For those of you who haven’t yet heard about the disaster that was me trying to find a tiny house trailer fabricator in Texas, I’ll sum it up: It was frustrating. I tried emailing, calling, and visiting local trailer fabricators, and either they never called me back, stopped calling, told me I was crazy for putting a tiny house on a trailer, or told me their trailers couldn’t handle tiny houses. As disheartening as it was to be rejected over and over again, I am now thankful because all that rejection eventually led me to talk to Damon at Trailer Made Custom Trailers.
I’d seen a few of Trailer Made’s tiny house trailers on Facebook here and there, so I messaged a couple of the trailer owners to talk about their experience with Damon and his crew. They all spoke of how friendly and easy to work with the company is, and raved about the incredible quality of the work itself. So I sent Damon an email, and in return, I received a warm welcome, and a detailed response to my inquiry. I was thrilled to finally find a fabricator that seemed to understand the tiny house movement and its needs.
Damon and I communicated via email back and forth for a few months, and then at last weekend’s Tiny House Jamboree in Colorado Springs, I finally had the honor of meeting Damon, his wife and business partner Natalie, and some of the rest of the crew from Trailer Made Custom Trailers.
Even though I can’t order my trailer just yet (anyone want to buy my marimba? hint, hint), they were excited to meet me (I even got hugs!) and talk about my trailer needs.
What I appreciate about Trailer Made’s approach is that they aren’t modifying a utility trailer to meet the tiny house needs… They are taking a skid foundation and turning it into a tiny house foundation on wheels. The concept is similar, but is rock-solid for the tiny house itself than a typical utility trailer conversion.
Some of the features that come with the Trailer Made tiny house foundation on wheels include:
- 7k GVWR straight beam axles (no bottoming out on slight inclines!)
- pre-installed galvanized steel flashing (unsealed)
- trailer ribs and frame double as subfloor framing
- welded L-angle edges (for ease of bolting the framing to the trailer)
- jeep fenders (easy to frame around)
- fully-enclosed ribs (air-insulated at r-10 to prevent thermal bridging)
You guys, these trailers are PRETTY. I almost hate to cover it with a tiny house, ha! As a bonus, they deliver to Austin often enough that delivery costs will be fairly inexpensive, and it’ll be a much shorter drive time to pick it up (Dallas-to-Austin vs Dallas-to-Denver).
After emailing with and interacting in person with Damon, Natalie, and their crew, I am confident that they “get” the tiny house movement and are on our side.
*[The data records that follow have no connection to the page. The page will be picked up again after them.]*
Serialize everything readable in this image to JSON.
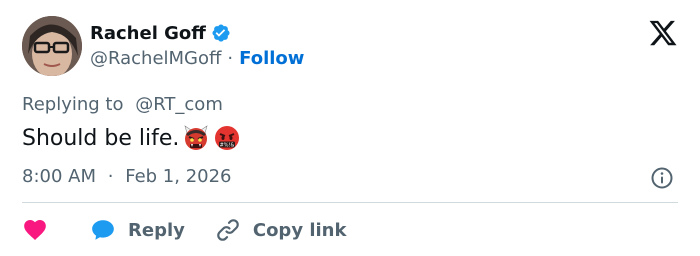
{
  "author": {
    "name": "Rachel Goff",
    "handle": "@RachelMGoff",
    "separator": "·",
    "follow_label": "Follow",
    "verified_color": "#1d9bf0"
  },
  "tweet": {
    "replying_prefix": "Replying to",
    "replying_to": "@RT_com",
    "text": "Should be life.",
    "emojis": [
      "ogre-emoji",
      "face-with-symbols-on-mouth-emoji"
    ],
    "time": "8:00 AM",
    "date_separator": "·",
    "date": "Feb 1, 2026"
  },
  "actions": {
    "like_icon": "heart-icon",
    "reply_label": "Reply",
    "copy_link_label": "Copy link"
  },
  "colors": {
    "text": "#0f1419",
    "muted": "#536471",
    "link": "#006fd6",
    "heart": "#f91880",
    "reply_bubble": "#1d9bf0",
    "divider": "#cfd9de"
  }
}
Can’t wait to place my order!
Once the trailer is ordered, I’ll need the following materials:
- Place to store the trailer / build site (details here)
- Megahitch Coupler Vault Lock (see this video as to why I chose this option)
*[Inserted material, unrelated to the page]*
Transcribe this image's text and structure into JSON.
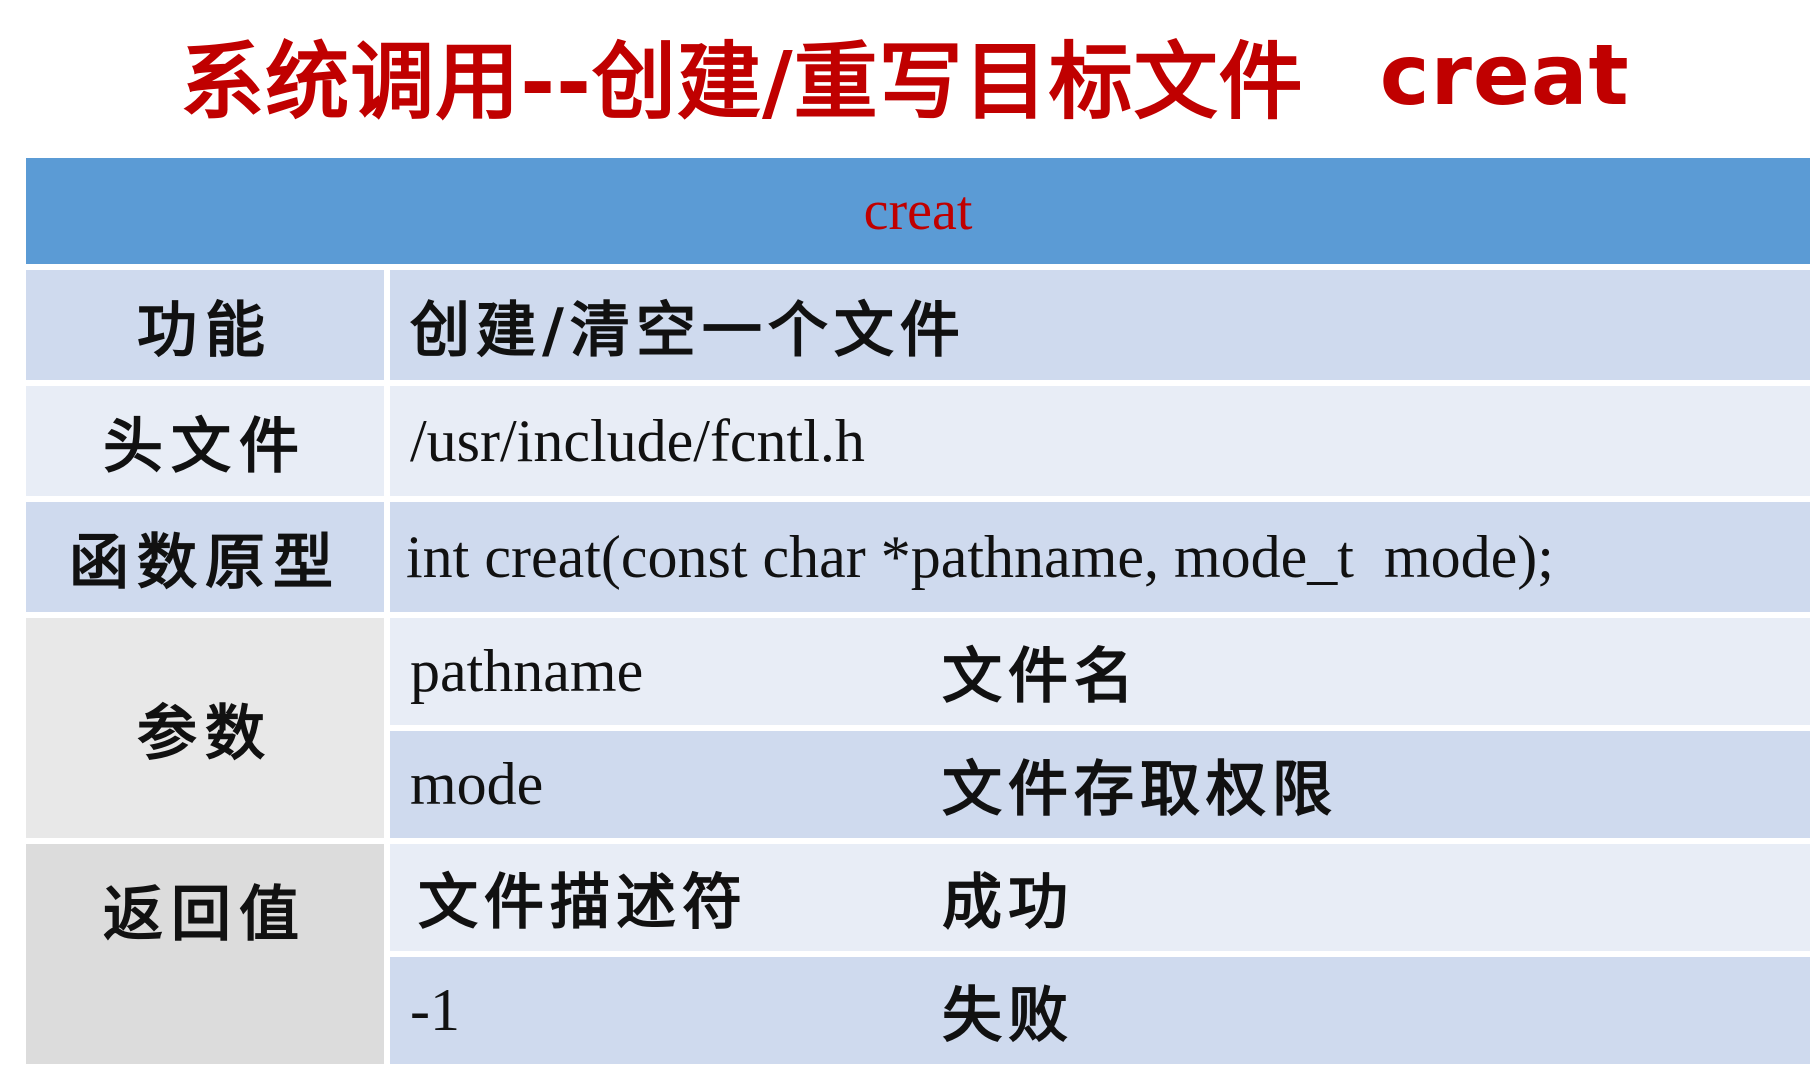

- Heavy duty wheel chocks (like these)
- Jack stands for leveling and supporting the trailer (like these)
- Concrete pavers for the jack stands (like these)
As I work through each of the sections of my build, I will start to create my budget in a Google Doc for me and others to track. Links to the budget tracking sheet and planning manual will be found on my About page.